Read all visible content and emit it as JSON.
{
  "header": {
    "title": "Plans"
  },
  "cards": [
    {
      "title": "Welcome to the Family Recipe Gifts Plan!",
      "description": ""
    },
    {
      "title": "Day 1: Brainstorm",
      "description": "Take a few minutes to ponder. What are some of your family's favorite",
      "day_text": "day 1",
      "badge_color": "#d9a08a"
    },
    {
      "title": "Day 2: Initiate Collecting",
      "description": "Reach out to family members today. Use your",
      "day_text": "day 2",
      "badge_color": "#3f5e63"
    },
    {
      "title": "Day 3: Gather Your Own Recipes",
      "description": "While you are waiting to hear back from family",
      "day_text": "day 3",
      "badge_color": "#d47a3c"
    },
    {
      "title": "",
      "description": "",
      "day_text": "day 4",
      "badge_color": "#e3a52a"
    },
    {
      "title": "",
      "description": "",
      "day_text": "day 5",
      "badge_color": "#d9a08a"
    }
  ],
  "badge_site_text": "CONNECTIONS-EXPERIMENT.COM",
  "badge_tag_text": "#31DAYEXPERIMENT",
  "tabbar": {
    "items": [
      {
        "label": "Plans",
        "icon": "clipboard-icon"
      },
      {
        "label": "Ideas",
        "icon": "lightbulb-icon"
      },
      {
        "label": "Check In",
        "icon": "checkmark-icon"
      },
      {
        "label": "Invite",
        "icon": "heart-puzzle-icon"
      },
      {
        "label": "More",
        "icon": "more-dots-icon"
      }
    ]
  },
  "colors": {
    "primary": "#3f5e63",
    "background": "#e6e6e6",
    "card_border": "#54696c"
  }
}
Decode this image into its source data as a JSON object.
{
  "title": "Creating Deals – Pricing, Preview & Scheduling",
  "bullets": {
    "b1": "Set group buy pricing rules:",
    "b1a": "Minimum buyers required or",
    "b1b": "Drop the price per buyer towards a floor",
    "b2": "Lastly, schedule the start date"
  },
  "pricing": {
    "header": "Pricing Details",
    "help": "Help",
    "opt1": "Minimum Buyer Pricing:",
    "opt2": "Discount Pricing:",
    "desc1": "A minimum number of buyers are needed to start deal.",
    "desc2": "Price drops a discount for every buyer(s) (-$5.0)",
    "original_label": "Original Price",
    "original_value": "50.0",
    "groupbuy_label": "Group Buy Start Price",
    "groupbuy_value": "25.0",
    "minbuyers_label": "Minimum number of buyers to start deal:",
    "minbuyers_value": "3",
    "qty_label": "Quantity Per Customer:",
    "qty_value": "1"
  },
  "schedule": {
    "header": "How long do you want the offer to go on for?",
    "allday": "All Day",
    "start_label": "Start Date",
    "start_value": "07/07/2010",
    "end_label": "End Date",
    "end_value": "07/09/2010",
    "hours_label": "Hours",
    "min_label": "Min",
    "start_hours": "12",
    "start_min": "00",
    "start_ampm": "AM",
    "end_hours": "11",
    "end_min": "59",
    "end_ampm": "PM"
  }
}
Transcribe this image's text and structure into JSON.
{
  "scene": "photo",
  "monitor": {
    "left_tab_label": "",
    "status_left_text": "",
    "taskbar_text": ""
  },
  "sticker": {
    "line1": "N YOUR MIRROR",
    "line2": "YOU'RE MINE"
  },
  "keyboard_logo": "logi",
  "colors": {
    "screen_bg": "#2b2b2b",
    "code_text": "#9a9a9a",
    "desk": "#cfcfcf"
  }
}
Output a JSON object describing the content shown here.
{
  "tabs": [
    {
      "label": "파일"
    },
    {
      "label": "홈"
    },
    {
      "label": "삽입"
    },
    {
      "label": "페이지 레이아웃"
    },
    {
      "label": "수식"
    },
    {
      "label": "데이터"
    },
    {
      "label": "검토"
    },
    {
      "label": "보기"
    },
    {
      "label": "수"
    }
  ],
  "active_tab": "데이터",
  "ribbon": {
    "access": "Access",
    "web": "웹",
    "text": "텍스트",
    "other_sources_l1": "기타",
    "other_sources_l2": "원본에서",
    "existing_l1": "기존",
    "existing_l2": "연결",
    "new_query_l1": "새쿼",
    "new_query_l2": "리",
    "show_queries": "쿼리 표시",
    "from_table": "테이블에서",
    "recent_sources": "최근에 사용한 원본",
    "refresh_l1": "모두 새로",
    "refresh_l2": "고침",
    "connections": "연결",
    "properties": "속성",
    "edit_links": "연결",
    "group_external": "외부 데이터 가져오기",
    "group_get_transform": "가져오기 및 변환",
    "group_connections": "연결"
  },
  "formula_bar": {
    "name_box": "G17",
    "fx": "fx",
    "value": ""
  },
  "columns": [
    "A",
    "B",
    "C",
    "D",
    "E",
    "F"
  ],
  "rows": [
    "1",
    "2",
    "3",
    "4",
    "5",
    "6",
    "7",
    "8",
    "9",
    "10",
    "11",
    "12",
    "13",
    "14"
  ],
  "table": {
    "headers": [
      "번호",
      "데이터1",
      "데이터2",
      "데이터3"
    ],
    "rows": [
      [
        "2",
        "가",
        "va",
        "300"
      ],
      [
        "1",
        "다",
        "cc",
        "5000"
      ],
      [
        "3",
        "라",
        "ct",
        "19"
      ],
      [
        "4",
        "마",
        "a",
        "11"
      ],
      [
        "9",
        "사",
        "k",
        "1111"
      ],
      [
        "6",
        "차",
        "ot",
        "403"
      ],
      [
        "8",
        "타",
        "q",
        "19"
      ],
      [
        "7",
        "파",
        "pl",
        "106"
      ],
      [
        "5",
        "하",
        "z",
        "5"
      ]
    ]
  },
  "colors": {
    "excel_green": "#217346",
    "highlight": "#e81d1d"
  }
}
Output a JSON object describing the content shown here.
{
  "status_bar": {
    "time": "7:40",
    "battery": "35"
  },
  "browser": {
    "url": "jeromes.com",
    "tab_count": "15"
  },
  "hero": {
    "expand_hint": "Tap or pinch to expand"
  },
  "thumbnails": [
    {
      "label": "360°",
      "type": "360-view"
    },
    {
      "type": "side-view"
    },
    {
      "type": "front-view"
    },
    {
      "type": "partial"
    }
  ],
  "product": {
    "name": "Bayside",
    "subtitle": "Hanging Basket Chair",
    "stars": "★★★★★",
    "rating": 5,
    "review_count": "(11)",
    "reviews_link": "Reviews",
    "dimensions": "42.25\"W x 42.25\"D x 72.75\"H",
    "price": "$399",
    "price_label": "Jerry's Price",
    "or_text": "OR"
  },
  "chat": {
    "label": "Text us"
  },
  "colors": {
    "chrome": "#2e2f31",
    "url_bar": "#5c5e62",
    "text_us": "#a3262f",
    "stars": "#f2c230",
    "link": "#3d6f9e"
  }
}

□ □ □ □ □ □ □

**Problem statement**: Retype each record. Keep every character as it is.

**Completed task**:
Read all visible content and emit it as JSON.
{
  "header": {
    "title": "Plans"
  },
  "cards": [
    {
      "title": "Welcome to the Family Recipe Gifts Plan!",
      "description": ""
    },
    {
      "title": "Day 1: Brainstorm",
      "description": "Take a few minutes to ponder. What are some of your family's favorite",
      "day_text": "day 1",
      "badge_color": "#d9a08a"
    },
    {
      "title": "Day 2: Initiate Collecting",
      "description": "Reach out to family members today. Use your",
      "day_text": "day 2",
      "badge_color": "#3f5e63"
    },
    {
      "title": "Day 3: Gather Your Own Recipes",
      "description": "While you are waiting to hear back from family",
      "day_text": "day 3",
      "badge_color": "#d47a3c"
    },
    {
      "title": "",
      "description": "",
      "day_text": "day 4",
      "badge_color": "#e3a52a"
    },
    {
      "title": "",
      "description": "",
      "day_text": "day 5",
      "badge_color": "#d9a08a"
    }
  ],
  "badge_site_text": "CONNECTIONS-EXPERIMENT.COM",
  "badge_tag_text": "#31DAYEXPERIMENT",
  "tabbar": {
    "items": [
      {
        "label": "Plans",
        "icon": "clipboard-icon"
      },
      {
        "label": "Ideas",
        "icon": "lightbulb-icon"
      },
      {
        "label": "Check In",
        "icon": "checkmark-icon"
      },
      {
        "label": "Invite",
        "icon": "heart-puzzle-icon"
      },
      {
        "label": "More",
        "icon": "more-dots-icon"
      }
    ]
  },
  "colors": {
    "primary": "#3f5e63",
    "background": "#e6e6e6",
    "card_border": "#54696c"
  }
}
Decode this image into its source data as a JSON object.
{
  "title": "Creating Deals – Pricing, Preview & Scheduling",
  "bullets": {
    "b1": "Set group buy pricing rules:",
    "b1a": "Minimum buyers required or",
    "b1b": "Drop the price per buyer towards a floor",
    "b2": "Lastly, schedule the start date"
  },
  "pricing": {
    "header": "Pricing Details",
    "help": "Help",
    "opt1": "Minimum Buyer Pricing:",
    "opt2": "Discount Pricing:",
    "desc1": "A minimum number of buyers are needed to start deal.",
    "desc2": "Price drops a discount for every buyer(s) (-$5.0)",
    "original_label": "Original Price",
    "original_value": "50.0",
    "groupbuy_label": "Group Buy Start Price",
    "groupbuy_value": "25.0",
    "minbuyers_label": "Minimum number of buyers to start deal:",
    "minbuyers_value": "3",
    "qty_label": "Quantity Per Customer:",
    "qty_value": "1"
  },
  "schedule": {
    "header": "How long do you want the offer to go on for?",
    "allday": "All Day",
    "start_label": "Start Date",
    "start_value": "07/07/2010",
    "end_label": "End Date",
    "end_value": "07/09/2010",
    "hours_label": "Hours",
    "min_label": "Min",
    "start_hours": "12",
    "start_min": "00",
    "start_ampm": "AM",
    "end_hours": "11",
    "end_min": "59",
    "end_ampm": "PM"
  }
}
Transcribe this image's text and structure into JSON.
{
  "scene": "photo",
  "monitor": {
    "left_tab_label": "",
    "status_left_text": "",
    "taskbar_text": ""
  },
  "sticker": {
    "line1": "N YOUR MIRROR",
    "line2": "YOU'RE MINE"
  },
  "keyboard_logo": "logi",
  "colors": {
    "screen_bg": "#2b2b2b",
    "code_text": "#9a9a9a",
    "desk": "#cfcfcf"
  }
}
Output a JSON object describing the content shown here.
{
  "tabs": [
    {
      "label": "파일"
    },
    {
      "label": "홈"
    },
    {
      "label": "삽입"
    },
    {
      "label": "페이지 레이아웃"
    },
    {
      "label": "수식"
    },
    {
      "label": "데이터"
    },
    {
      "label": "검토"
    },
    {
      "label": "보기"
    },
    {
      "label": "수"
    }
  ],
  "active_tab": "데이터",
  "ribbon": {
    "access": "Access",
    "web": "웹",
    "text": "텍스트",
    "other_sources_l1": "기타",
    "other_sources_l2": "원본에서",
    "existing_l1": "기존",
    "existing_l2": "연결",
    "new_query_l1": "새쿼",
    "new_query_l2": "리",
    "show_queries": "쿼리 표시",
    "from_table": "테이블에서",
    "recent_sources": "최근에 사용한 원본",
    "refresh_l1": "모두 새로",
    "refresh_l2": "고침",
    "connections": "연결",
    "properties": "속성",
    "edit_links": "연결",
    "group_external": "외부 데이터 가져오기",
    "group_get_transform": "가져오기 및 변환",
    "group_connections": "연결"
  },
  "formula_bar": {
    "name_box": "G17",
    "fx": "fx",
    "value": ""
  },
  "columns": [
    "A",
    "B",
    "C",
    "D",
    "E",
    "F"
  ],
  "rows": [
    "1",
    "2",
    "3",
    "4",
    "5",
    "6",
    "7",
    "8",
    "9",
    "10",
    "11",
    "12",
    "13",
    "14"
  ],
  "table": {
    "headers": [
      "번호",
      "데이터1",
      "데이터2",
      "데이터3"
    ],
    "rows": [
      [
        "2",
        "가",
        "va",
        "300"
      ],
      [
        "1",
        "다",
        "cc",
        "5000"
      ],
      [
        "3",
        "라",
        "ct",
        "19"
      ],
      [
        "4",
        "마",
        "a",
        "11"
      ],
      [
        "9",
        "사",
        "k",
        "1111"
      ],
      [
        "6",
        "차",
        "ot",
        "403"
      ],
      [
        "8",
        "타",
        "q",
        "19"
      ],
      [
        "7",
        "파",
        "pl",
        "106"
      ],
      [
        "5",
        "하",
        "z",
        "5"
      ]
    ]
  },
  "colors": {
    "excel_green": "#217346",
    "highlight": "#e81d1d"
  }
}
Output a JSON object describing the content shown here.
{
  "status_bar": {
    "time": "7:40",
    "battery": "35"
  },
  "browser": {
    "url": "jeromes.com",
    "tab_count": "15"
  },
  "hero": {
    "expand_hint": "Tap or pinch to expand"
  },
  "thumbnails": [
    {
      "label": "360°",
      "type": "360-view"
    },
    {
      "type": "side-view"
    },
    {
      "type": "front-view"
    },
    {
      "type": "partial"
    }
  ],
  "product": {
    "name": "Bayside",
    "subtitle": "Hanging Basket Chair",
    "stars": "★★★★★",
    "rating": 5,
    "review_count": "(11)",
    "reviews_link": "Reviews",
    "dimensions": "42.25\"W x 42.25\"D x 72.75\"H",
    "price": "$399",
    "price_label": "Jerry's Price",
    "or_text": "OR"
  },
  "chat": {
    "label": "Text us"
  },
  "colors": {
    "chrome": "#2e2f31",
    "url_bar": "#5c5e62",
    "text_us": "#a3262f",
    "stars": "#f2c230",
    "link": "#3d6f9e"
  }
}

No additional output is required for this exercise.